The habitable zone of certain planets, Earth, and Mars for reference.

Although the planet sits in the habitable zone, scientists say that instruments available at present are not able to determine any signs of life.

"The results suggest that the planet K2-18b has kept some, or perhaps all, of its "primary atmosphere" of hydrogen and helium which the planet [collected] during its formation", said Louden in an email to Gizmodo.

Additional study will have the ability to ascertain the area of cloud coverage and the proportion of water from the air.

By comparison, the percentage of water vapour in Earth's atmosphere varies between 0.2 percent above the poles, and up to four percent in the tropics.
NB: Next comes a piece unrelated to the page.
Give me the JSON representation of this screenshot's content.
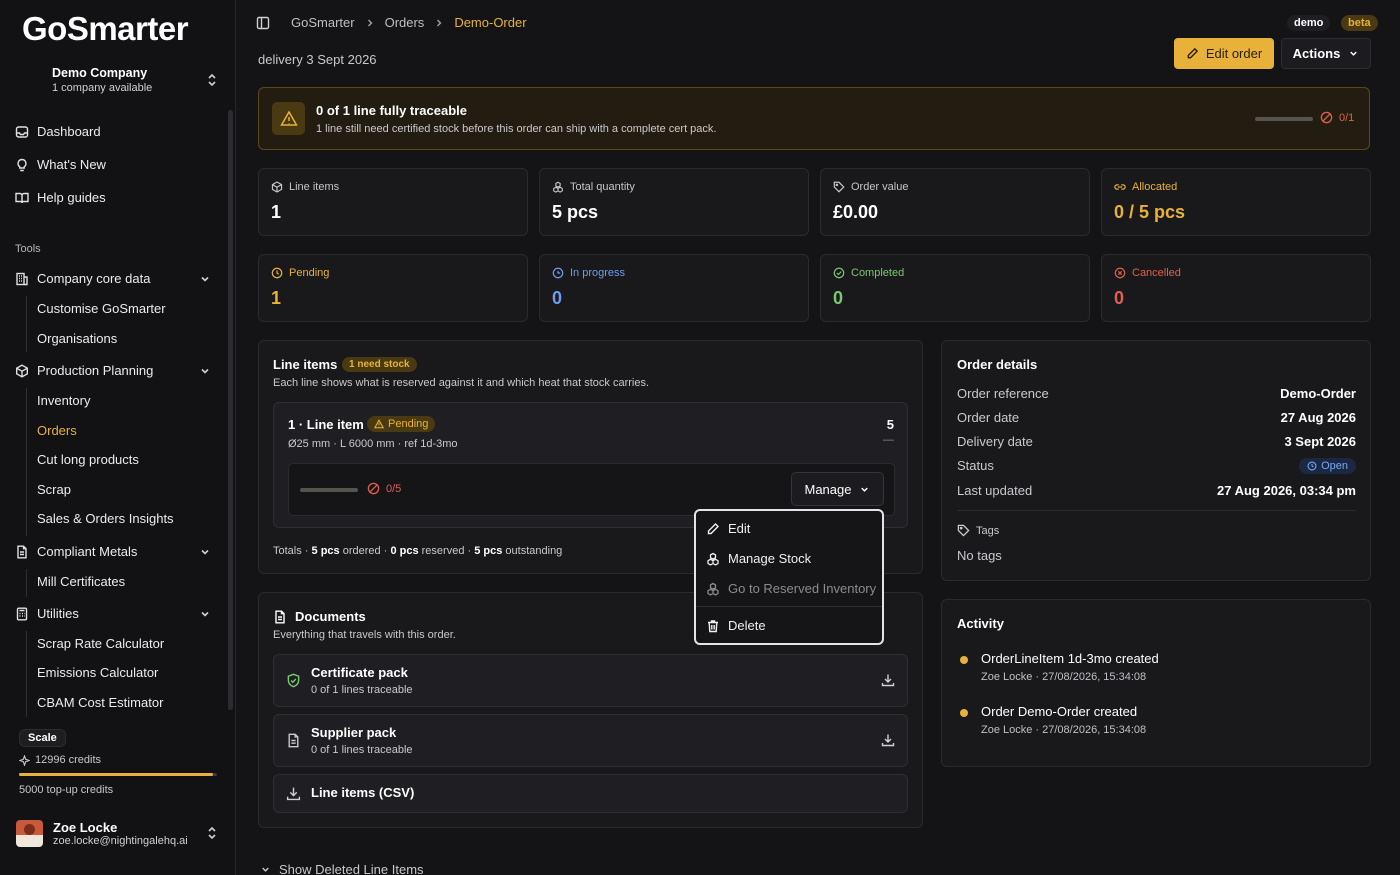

In the constellation of the water snake (Hydra) discovered exoplanets orbiting the 31 light-years distant star GJ 357.

"This planet is about the same temperature as Earth, but 2.7 times larger".

They hope that newer technology, such as the James Webb Space Telescope due to launch in March 2021, will be able to unlock more secrets beyond our solar system.

Understanding whether a planet could host life requires a lot more information.

The British scientists used the data gathered by NASA's Hubble Space Telescope.

"We don't really know what it's like down there".